Karl18576
October 28, 2019

A Blaylock Wellness Report once mentioned that Pycnogenol was used by marathon runners to prevent Charlie horses. As a runner, I have used Pycnogenol effectively to treat Charlie horses until I found grape seed extract had the same active ingredient at a lower cost.

Marla18569
October 27, 2019

I have a high platelet count, but won’t take baby aspirin since it caused a gastrointestinal bleed. Would Pycnogenol be a good alternative?

ConsumerLab.com
November 4, 2019

Hi Marla - There does not seem to be enough evidence to rely on Pycnogenol for your condition.

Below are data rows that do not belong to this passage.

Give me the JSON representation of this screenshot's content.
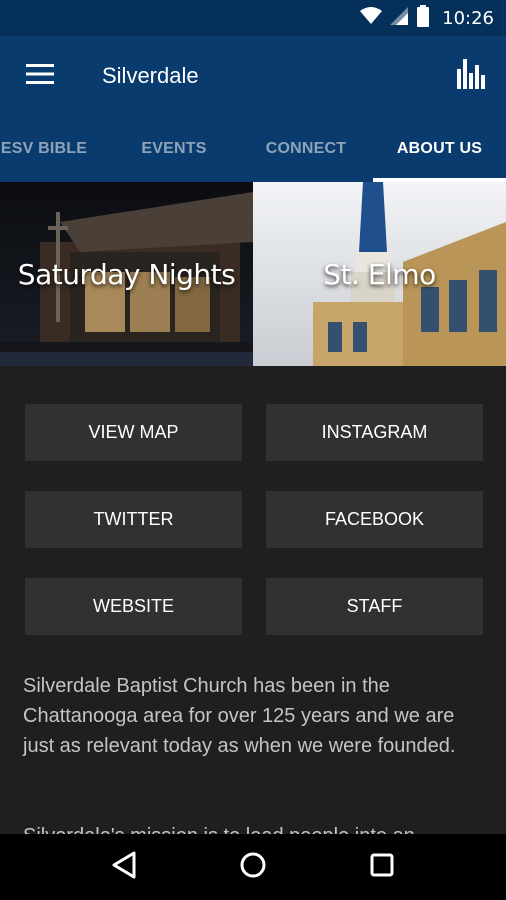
{
  "status_bar": {
    "time": "10:26"
  },
  "app_bar": {
    "title": "Silverdale"
  },
  "tabs": [
    {
      "label": "ESV BIBLE"
    },
    {
      "label": "EVENTS"
    },
    {
      "label": "CONNECT"
    },
    {
      "label": "ABOUT US"
    }
  ],
  "banners": [
    {
      "label": "Saturday Nights"
    },
    {
      "label": "St. Elmo"
    }
  ],
  "buttons": {
    "view_map": "VIEW MAP",
    "instagram": "INSTAGRAM",
    "twitter": "TWITTER",
    "facebook": "FACEBOOK",
    "website": "WEBSITE",
    "staff": "STAFF"
  },
  "about": {
    "paragraph1": "Silverdale Baptist Church has been in the Chattanooga area for over 125 years and we are just as relevant today as when we were founded.",
    "paragraph2": "Silverdale's mission is to lead people into an"
  },
  "colors": {
    "status_bar": "#04305a",
    "app_bar": "#093b6e",
    "background": "#1f1f20",
    "button": "#303132"
  }
}
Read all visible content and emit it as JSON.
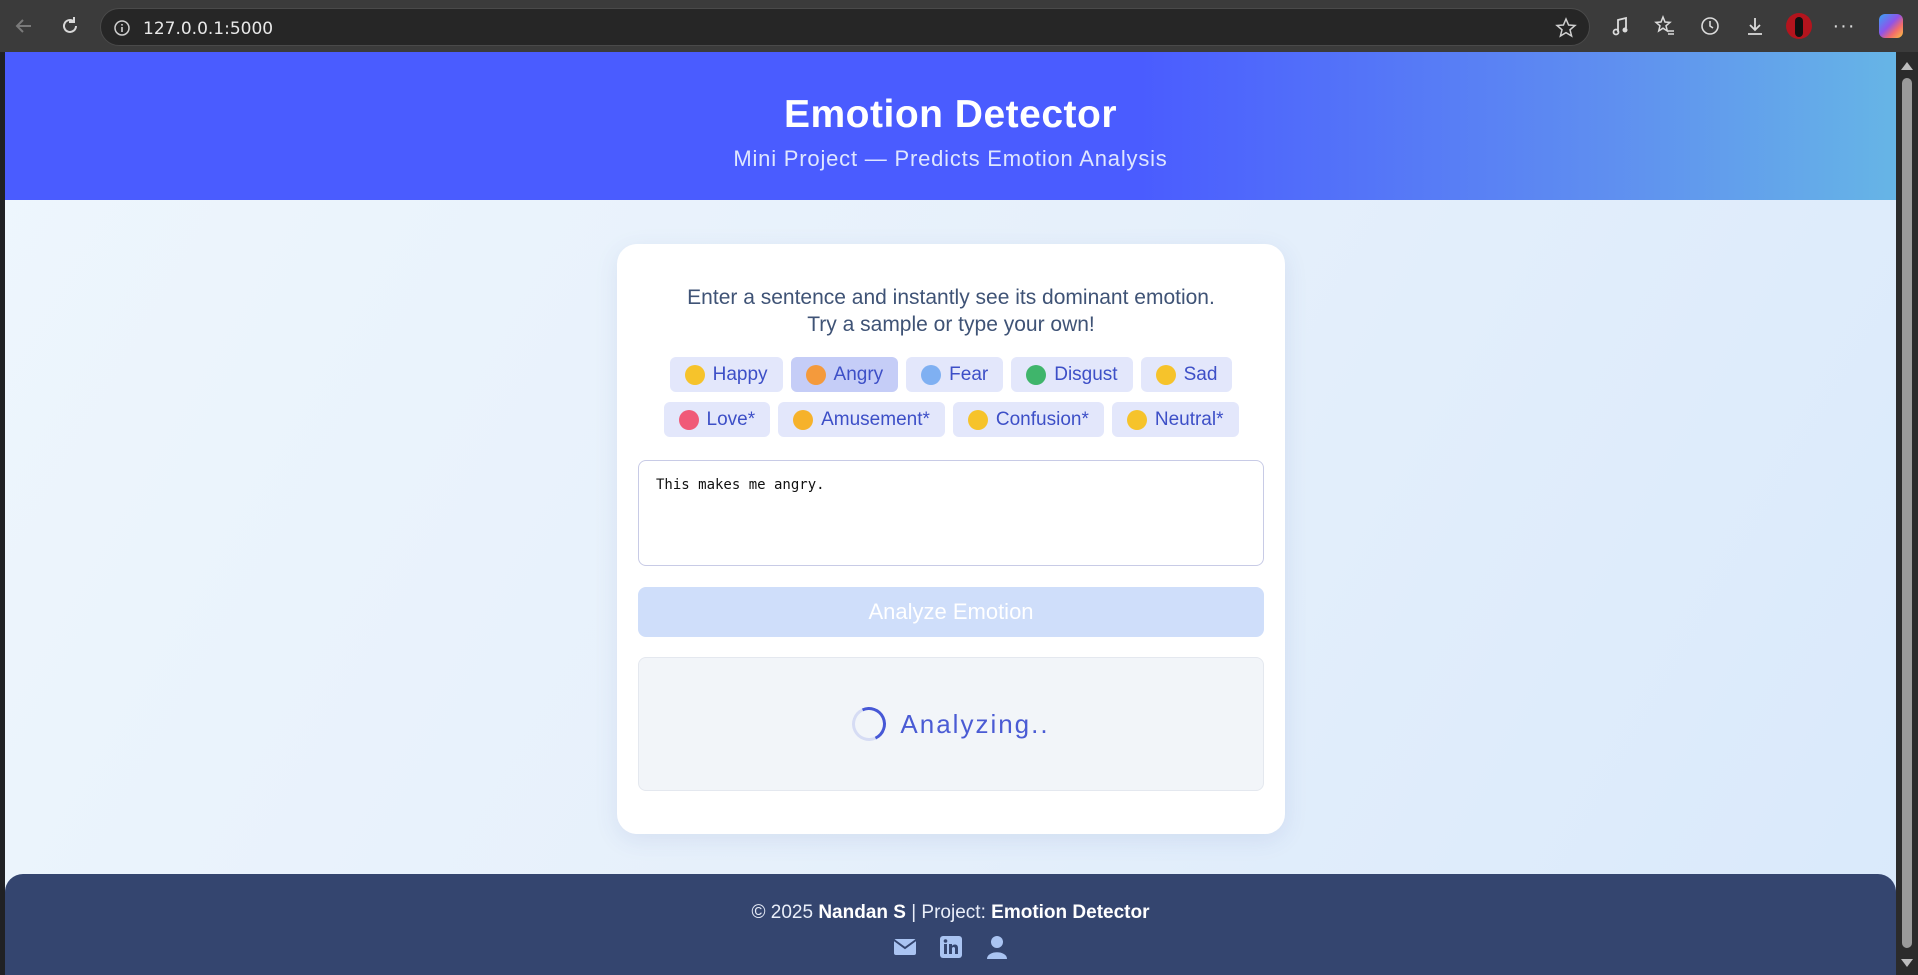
{
  "browser": {
    "url": "127.0.0.1:5000"
  },
  "header": {
    "title": "Emotion Detector",
    "subtitle": "Mini Project — Predicts Emotion Analysis"
  },
  "intro": {
    "line1": "Enter a sentence and instantly see its dominant emotion.",
    "line2": "Try a sample or type your own!"
  },
  "samples": [
    {
      "label": "Happy",
      "emoji_color": "#f6c32b",
      "active": false
    },
    {
      "label": "Angry",
      "emoji_color": "#f49a3c",
      "active": true
    },
    {
      "label": "Fear",
      "emoji_color": "#7fb0f2",
      "active": false
    },
    {
      "label": "Disgust",
      "emoji_color": "#3fb56b",
      "active": false
    },
    {
      "label": "Sad",
      "emoji_color": "#f6c32b",
      "active": false
    },
    {
      "label": "Love*",
      "emoji_color": "#f05a78",
      "active": false
    },
    {
      "label": "Amusement*",
      "emoji_color": "#f6b22b",
      "active": false
    },
    {
      "label": "Confusion*",
      "emoji_color": "#f6c32b",
      "active": false
    },
    {
      "label": "Neutral*",
      "emoji_color": "#f6c32b",
      "active": false
    }
  ],
  "input": {
    "value": "This makes me angry."
  },
  "analyze_button": {
    "label": "Analyze Emotion"
  },
  "result": {
    "status": "Analyzing.."
  },
  "footer": {
    "copyright": "© 2025",
    "author": "Nandan S",
    "separator": "| Project:",
    "project": "Emotion Detector",
    "icons": [
      "mail-icon",
      "linkedin-icon",
      "user-icon"
    ]
  },
  "colors": {
    "accent": "#4a5cff",
    "footer": "#34456f"
  }
}
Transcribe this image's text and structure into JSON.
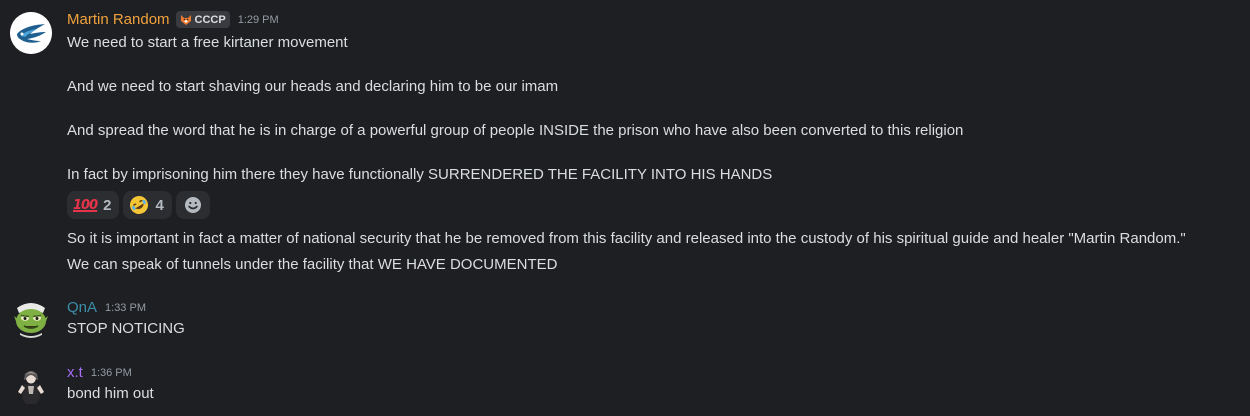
{
  "messages": [
    {
      "username": "Martin Random",
      "username_color": "#f0a13c",
      "tag": "CCCP",
      "tag_icon": "fox-icon",
      "timestamp": "1:29 PM",
      "lines": [
        "We need to start a free kirtaner movement",
        "And we need to start shaving our heads and declaring him to be our imam",
        "And spread the word that he is in charge of a powerful group of people INSIDE the prison who have also been converted to this religion",
        "In fact by imprisoning him there they have functionally SURRENDERED THE FACILITY INTO HIS HANDS",
        "So it is important in fact a matter of national security that he be removed from this facility and released into the custody of his spiritual guide and healer \"Martin Random.\"",
        "We can speak of tunnels under the facility that WE HAVE DOCUMENTED"
      ],
      "reactions": [
        {
          "emoji": "hundred-points-emoji",
          "glyph": "100",
          "count": "2"
        },
        {
          "emoji": "rolling-laughing-emoji",
          "count": "4"
        }
      ],
      "add_reaction_icon": "smiley-add-reaction-icon"
    },
    {
      "username": "QnA",
      "username_color": "#3b8ea8",
      "timestamp": "1:33 PM",
      "lines": [
        "STOP NOTICING"
      ]
    },
    {
      "username": "x.t",
      "username_color": "#a66cf5",
      "timestamp": "1:36 PM",
      "lines": [
        "bond him out"
      ]
    }
  ]
}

You should discuss alternatives with your health care provider.

CHRISTOPHER18022
June 11, 2019

CONSUMER LAB: Can you please further explain the last entry of your commentary: "....people taking blood-thinning drugs such as aspirin, Plavix ect...." How does Pycnogenol affect Plavix or anti-platelet drugs and/or even Brillenta?

Thank you,
Chris

ConsumerLab.com
July 9, 2019

Hi Chris - As discussed in our full answer above, due to an effect on platelets, Pycnogenol may potentially increase the risk of bleeding and should be used with caution with blood-thinning medications.

Henry17858
May 19, 2019

Having tried French Pine Bark Extract without any noticeable effect my research has led me here. I think I may benefit from Flavangenol but I can only find beauty products using this extract. How can I purchase the orally administered Flavangenol cited in the research papers that I have read.

George M17632
March 16, 2019

Is Pycnogenol equivalent to Pine Bark Extract? Are the alleged benefits limited to the French maritime source? I have seen PBE supplements that are much much cheaper, but sourced from Chinese Red Pine, or other locations.

ConsumerLab.com
March 18, 2019

Hi George - Pycnogenol is a standardized, branded form of pine bark extract. As noted in the answer above, most of the available research has used this brand; if you want to try another brand, it would be best to try one that it is standardized to a similar percentage of proanthocyanidins as Pycnogenol.

JARKKO17200
September 26, 2018

I hope ConsumerLab will test Oligopin(R) products. Pycnogenol(R) products I can already trust as Pycnogenol has been used in numerous clinical studies, but Oligopin is much cheaper than Pycnogenol. Oligopin and Pycnogenol are both made in France and from same plant, but by different French companies.

Oligopin has been also clinically studied, but much less than Pycnogenol.

ConsumerLab.com
September 26, 2018

Hi Jarkko - Thank you for your suggestion. Although we would like to test these products (and have wanted to for several years), there are no specific assays or reference materials for oligomeric proanthocyanidin compounds in these products, preventing us from reviewing them. This is the same problem we face with grape seed extract ( https://www.consumerlab.com/answers/what-are-the-benefits-of-grape-seed-extract/grape_seed_extract/) and cranberry ( https://www.consumerlab.com/answers/can-cranberry-help-with-utis/cranberry_urinary_infection/).

Tom17318
November 28, 2018

You say that you can trust Pycogenol(R) products; however, is there any guarantee that the various brands all contain exactly what is labelled on the bottle (re. dosage and absence of contaminants)? It seems to me that without ConsumerLab conducting independent and objective tests, the best we can do is go with a reputable brand and hope for the best.

Join today to unlock all member benefits including full access to CL Answers

Join Now

Join now at www.consumerlab.com/join/